2:15-2:25 Incorporating the new pieces

2:25-2:35 Punching in

2:35-2:55 Incorporating punch ins, fixing any issues that might still exist.

2:55-3:00 “Bouncing” the version (this means saving it and getting it into your hand on a thumb drive or a removable hard drive

You would walk out of the studio with a version which maybe you’d be happy with but it’s likely that it still wouldn’t be your best work.  Total cost: $375 plus storage devide for files.

Avg cost per song (vocals only): $125-188

High Level of Preparation

If you came into this same situation with a boring level of practice with your backing track, this is what it might look like, but you’d probably get to do 4-5 songs:

12:00pm (read: crack of dawn) sessions starts

12-12:15 mic selection for vocals

12:15-1:15p recording vocals (with not too much practicing between takes)

1:15-2:15p selecting the takes and assembling the Frankensteined version (If there were relatively few takes)

2:15-2:35 Punching in here and there

2:35-2:55 Incorporating punch ins, fixing any issues that might still exist.

2:55-3:00 “Bouncing” the version (this means saving it and getting it into your hand on a thumb drive or a removable hard drive

You’d likely leave with a very high level recording of 4-6 songs that are much better and cleaner than the 3 songs in the previous example.

Avg cost per song (vocals only): $63-94

After The Session

You’ll still need to mix and master your recording so there are actually more expenses than these.  This pricing scenariio also assumes you have the instrumental tracks already done prior to the vocal session

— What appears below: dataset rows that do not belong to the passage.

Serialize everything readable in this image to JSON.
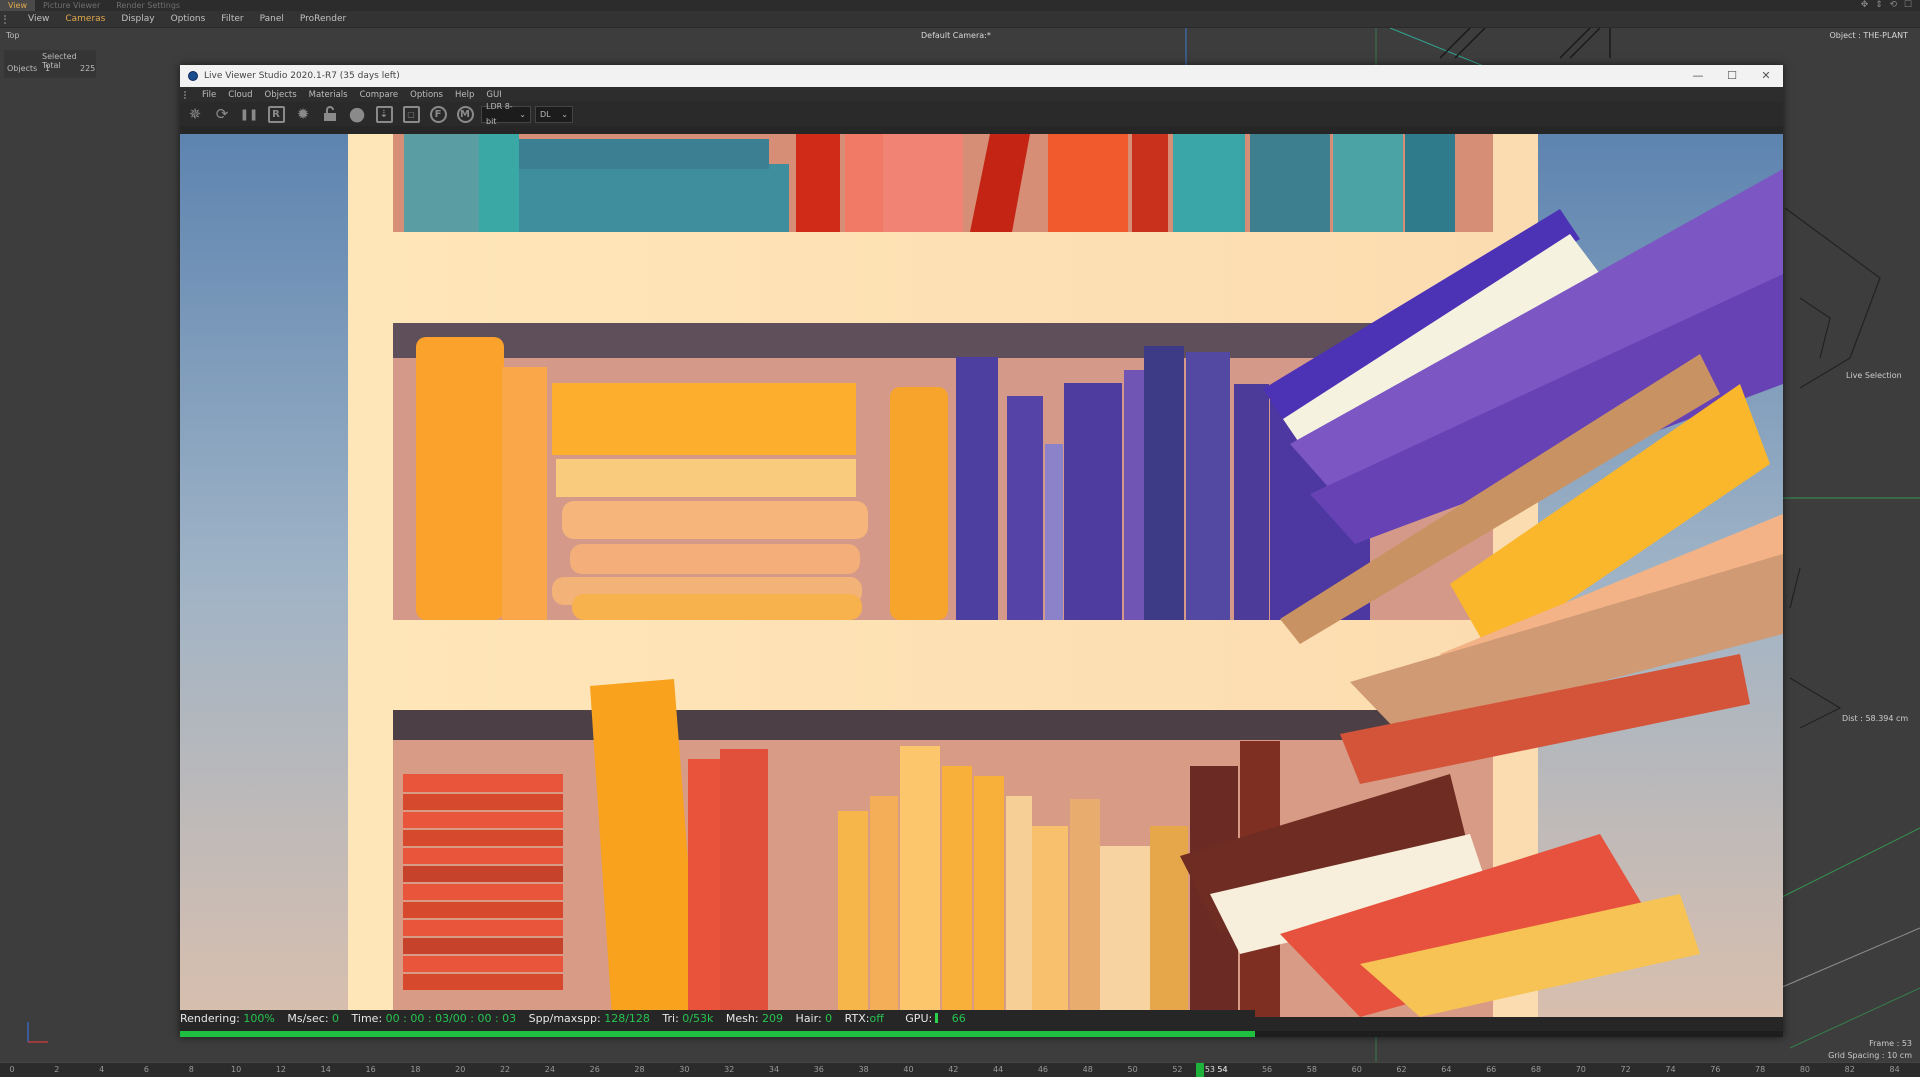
{
  "app": {
    "tabs": [
      "View",
      "Picture Viewer",
      "Render Settings"
    ],
    "active_tab": "View"
  },
  "viewport": {
    "menus": [
      "View",
      "Cameras",
      "Display",
      "Options",
      "Filter",
      "Panel",
      "ProRender"
    ],
    "highlight_menu": "Cameras",
    "view_label": "Top",
    "camera_label": "Default Camera",
    "camera_suffix": ":*",
    "object_label": "Object : THE-PLANT",
    "live_selection": "Live Selection",
    "distance": "Dist : 58.394 cm",
    "frame": "Frame : 53",
    "grid_spacing": "Grid Spacing : 10 cm",
    "stats": {
      "header": "Selected Total",
      "row_label": "Objects",
      "selected": "1",
      "total": "225"
    }
  },
  "timeline": {
    "ticks": [
      "0",
      "2",
      "4",
      "6",
      "8",
      "10",
      "12",
      "14",
      "16",
      "18",
      "20",
      "22",
      "24",
      "26",
      "28",
      "30",
      "32",
      "34",
      "36",
      "38",
      "40",
      "42",
      "44",
      "46",
      "48",
      "50",
      "52",
      "54",
      "56",
      "58",
      "60",
      "62",
      "64",
      "66",
      "68",
      "70",
      "72",
      "74",
      "76",
      "78",
      "80",
      "82",
      "84"
    ],
    "current_frame": "53",
    "current_frame_label": "53 54",
    "playhead_color": "#1db33a"
  },
  "live_viewer": {
    "title": "Live Viewer Studio 2020.1-R7 (35 days left)",
    "menus": [
      "File",
      "Cloud",
      "Objects",
      "Materials",
      "Compare",
      "Options",
      "Help",
      "GUI"
    ],
    "toolbar_icons": [
      "render-start-icon",
      "refresh-icon",
      "pause-icon",
      "region-icon",
      "settings-gear-icon",
      "lock-icon",
      "material-sphere-icon",
      "export-icon",
      "clay-icon",
      "focus-picker-icon",
      "material-picker-icon"
    ],
    "toolbar_region_letter": "R",
    "toolbar_icon_glyphs": {
      "render": "✵",
      "refresh": "⟳",
      "pause": "❚❚",
      "gear": "✹",
      "lock": "🔓",
      "sphere": "●",
      "export": "⇣",
      "clay": "▢",
      "focus": "F",
      "picker": "M"
    },
    "colorspace_select": "LDR 8-bit",
    "kernel_select": "DL",
    "window_controls": {
      "minimize": "—",
      "maximize": "☐",
      "close": "✕"
    },
    "status": {
      "rendering_label": "Rendering:",
      "rendering_value": "100%",
      "ms_label": "Ms/sec:",
      "ms_value": "0",
      "time_label": "Time:",
      "time_value": "00 : 00 : 03/00 : 00 : 03",
      "spp_label": "Spp/maxspp:",
      "spp_value": "128/128",
      "tri_label": "Tri:",
      "tri_value": "0/53k",
      "mesh_label": "Mesh:",
      "mesh_value": "209",
      "hair_label": "Hair:",
      "hair_value": "0",
      "rtx_label": "RTX:",
      "rtx_value": "off",
      "gpu_label": "GPU:",
      "gpu_value": "66"
    },
    "render_progress": 1.0,
    "accent_color": "#1fbf3f"
  }
}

Sometimes, if a recording is not great, then a second session is scheduled so the vocalist can practice between (or an extension of time for the existing session is booked if the studio is not blocked out for another project).  Even sometimes the engineer does additional work on it in post-production (post-production is after you record), with or without you present, to kinda work the recording into something better.  This is super costly.  The additional sessions (usually there is a 3 hr min) are $375 (if your studio is $125/hr) and additional post-production will run $125 per hour as well.

Summary

It’s totally okay to go into the studio unprepared.  As long as you have money to burn and are okay.  But if you are on a budget, it’s best to prepare with a vocal coach familiar with the recording process. It’s almost impossible to overstate the amount of prep time you wanna put in if you are going in to the studio.

This scenario is for if you just record the vocals, but if you are going in with full band to cut some tunes every time a band member (which includes the vocalist) has to stop and figure something out, it eats into time.  It’s normal to have questions and need to stop and listen or do some spot correcting, but if you can minimize this, it significantly decreases your monetary outlay.  In larger bands, any issues are ultiplied by the number of band members.

Going into the studio can be intimidating and I am happy to go in with you the first time (or any time after that), but the very best investment you can give yourself is really being tight with your version of the song so you can nail it in a take or two.  Recording is super fun and also a trial by fire.  But IMO the super fun part overrides the trial by fire part.  Hit me up and let’s get you prepped for your studio date!